Now that you’ve recognized behaviors that work to propel the cycle of addiction onward, you probably wondering: “How can I stop equipping an addict?” Read these 5 expert tips on how to be supportive without being an enabler.
Tips To Stop Enabling An Addict
1. Find professional resources for yourself and the addict.
You realize that change needs to happen. Great! However, it isn’t just your loved one that needs help; you need it too.
Encourage the addict to go to a drug and alcohol center to get clean, but don’t forget to take care of yourself. There are groups for family members of addicts that you should start going to. Al-Anon, Friends of Alcoholics, and others have a sole purpose of educating, encouraging and empowering the people who love addicts. As you move forward with your plan to stop enabling you will need support from people who understand your frustrations and challenges.
2. You may have to cut the addict off.
As you invest in your health and well-being by talking to a professional therapist or psychiatrist, don’t be surprised if you receive advice to cut support off cold turkey. You may think that you’re betraying the addict by placing a grinding halt to paying his/her bills and being the twenty-four hour a day personal-care assistant. Stop thinking that way.
Understand a fact known by every expert addiction researcher, interventionist, and substance abuse clinician; As long as you’re providing financial support to an addict, he/she will continue supporting their habit.
3. There is a thin line between being love and enabling.
To love someone means that you stand behind them and support them through every life challenge or problem – right?
Not exactly. Think back to the last time you learned a valuable lesson that shaped the way you view the world and live your life today. How did you gain the knowledge that made you stronger and more resilient in both your professional and personal life?
Chances are, you worked really hard to get where you are, know what you know, and do what you do. There are no hand-outs, quick-fixes or cookie-cutter solutions to “getting your life together.” You just have to buckle down, do the work and make it happen.
If you’re enabling an addict, you’re not allowing him/her to reach their potential.

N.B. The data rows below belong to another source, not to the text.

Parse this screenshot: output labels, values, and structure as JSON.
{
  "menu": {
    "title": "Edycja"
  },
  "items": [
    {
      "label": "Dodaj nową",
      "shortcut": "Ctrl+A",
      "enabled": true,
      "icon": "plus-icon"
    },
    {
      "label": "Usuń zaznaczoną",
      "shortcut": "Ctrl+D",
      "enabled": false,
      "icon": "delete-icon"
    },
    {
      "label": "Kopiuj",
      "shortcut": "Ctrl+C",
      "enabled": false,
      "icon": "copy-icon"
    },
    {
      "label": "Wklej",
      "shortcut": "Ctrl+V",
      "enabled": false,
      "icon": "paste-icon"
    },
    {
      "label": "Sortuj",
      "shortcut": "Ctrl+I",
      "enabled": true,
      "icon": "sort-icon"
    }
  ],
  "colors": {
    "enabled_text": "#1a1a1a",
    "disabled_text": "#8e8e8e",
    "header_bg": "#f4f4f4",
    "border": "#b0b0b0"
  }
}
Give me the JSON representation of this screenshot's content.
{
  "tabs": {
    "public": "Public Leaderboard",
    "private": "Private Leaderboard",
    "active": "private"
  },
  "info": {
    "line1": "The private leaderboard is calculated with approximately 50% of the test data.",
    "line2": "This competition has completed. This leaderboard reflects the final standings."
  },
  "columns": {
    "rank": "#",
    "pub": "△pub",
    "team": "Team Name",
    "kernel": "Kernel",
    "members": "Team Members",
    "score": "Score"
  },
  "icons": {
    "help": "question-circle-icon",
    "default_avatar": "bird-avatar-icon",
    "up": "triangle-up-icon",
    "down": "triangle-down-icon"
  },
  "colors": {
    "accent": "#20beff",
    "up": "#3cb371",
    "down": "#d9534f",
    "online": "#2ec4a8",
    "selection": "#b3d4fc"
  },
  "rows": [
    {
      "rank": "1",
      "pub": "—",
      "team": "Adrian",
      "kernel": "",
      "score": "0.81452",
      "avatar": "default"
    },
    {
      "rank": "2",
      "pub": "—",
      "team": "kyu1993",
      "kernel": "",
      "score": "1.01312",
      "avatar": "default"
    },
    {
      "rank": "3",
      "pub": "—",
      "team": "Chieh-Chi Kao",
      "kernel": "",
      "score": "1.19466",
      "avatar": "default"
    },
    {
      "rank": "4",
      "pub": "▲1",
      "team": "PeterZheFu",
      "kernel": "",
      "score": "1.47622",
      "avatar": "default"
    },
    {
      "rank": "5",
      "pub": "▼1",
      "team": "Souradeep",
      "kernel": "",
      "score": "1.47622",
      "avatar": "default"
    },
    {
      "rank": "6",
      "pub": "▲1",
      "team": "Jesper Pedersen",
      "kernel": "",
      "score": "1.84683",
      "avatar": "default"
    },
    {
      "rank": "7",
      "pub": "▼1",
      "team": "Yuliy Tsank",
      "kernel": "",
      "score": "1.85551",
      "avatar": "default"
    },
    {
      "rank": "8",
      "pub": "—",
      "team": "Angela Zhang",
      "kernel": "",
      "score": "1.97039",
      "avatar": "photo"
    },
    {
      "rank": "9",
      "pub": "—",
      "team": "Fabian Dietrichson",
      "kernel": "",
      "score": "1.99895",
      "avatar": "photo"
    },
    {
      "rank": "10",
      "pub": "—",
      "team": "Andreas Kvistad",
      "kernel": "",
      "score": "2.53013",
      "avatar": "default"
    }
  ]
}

Let them struggle. By doing so, you love them the most.
4. Don’t back down.
Your loved one will scoff at the decisions you’re making that go against your previous tolerant and permissive actions. Brace yourself to be insulted, threatened and bullied when you stop encouraging an addict. After all, up to this point, you’ve been fueling the fire, and now you’ve put it out!
You can encourage your loved one to go to AA and SMART Recovery meetings if they rebuff the idea of a detox and residential setting. Tell him/her to see a specialist that focuses on addiction, hold their hand during the appointment, and say things like, “You’re so brave for seeing the therapist today.”
Plant seeds of hope and remind them that they can be sober.
5. Trust the process.
In the short-term, life will get harder for both you and your loved one when you follow the 5 tips to stop empowering an addict. In the long run, however, it will become crystal clear that you will not allow the cycle of empowering to continue. Your family member will exhaust other resources and have to decide whether to sink further down the addiction landslide or grab onto the hand offering hope, promise, and life.
Remember – you are not a magician, and if you had a magic wand to make your loved one think, feel or behave differently you would have used it months or years ago. You can’t make an addict want to stop using. You can stop permitting. You’ll need to be patient and allow yourself permission to make mistakes along the way.
If someone you love is struggling with addiction to drugs or alcohol, or if you need help to stop enabling an addict, call one of our dedicated admissions consultants at Landmark Recovery. We have a comprehensive detox and inpatient drug rehab program that teaches addicts recovery tools that are practical for “real life.” Tomorrow is too late. We’re waiting for your call right now.